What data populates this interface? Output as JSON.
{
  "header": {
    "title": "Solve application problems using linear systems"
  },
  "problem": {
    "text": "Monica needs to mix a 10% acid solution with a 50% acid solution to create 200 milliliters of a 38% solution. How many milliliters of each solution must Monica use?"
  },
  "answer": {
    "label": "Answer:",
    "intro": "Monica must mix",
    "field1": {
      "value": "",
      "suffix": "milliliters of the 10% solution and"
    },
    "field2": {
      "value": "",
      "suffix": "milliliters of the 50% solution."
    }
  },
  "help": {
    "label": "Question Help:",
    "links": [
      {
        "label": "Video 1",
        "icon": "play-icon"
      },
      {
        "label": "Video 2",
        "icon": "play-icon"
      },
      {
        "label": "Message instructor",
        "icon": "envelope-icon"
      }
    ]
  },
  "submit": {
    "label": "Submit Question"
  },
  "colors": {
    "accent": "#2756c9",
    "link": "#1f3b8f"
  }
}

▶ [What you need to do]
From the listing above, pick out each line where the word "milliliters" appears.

▶ [Expected output]
    "text": "Monica needs to mix a 10% acid solution with a 50% acid solution to create 200 milliliters of a 38% solution. How many milliliters of each solution must Monica use?"
      "suffix": "milliliters of the 10% solution and"
      "suffix": "milliliters of the 50% solution."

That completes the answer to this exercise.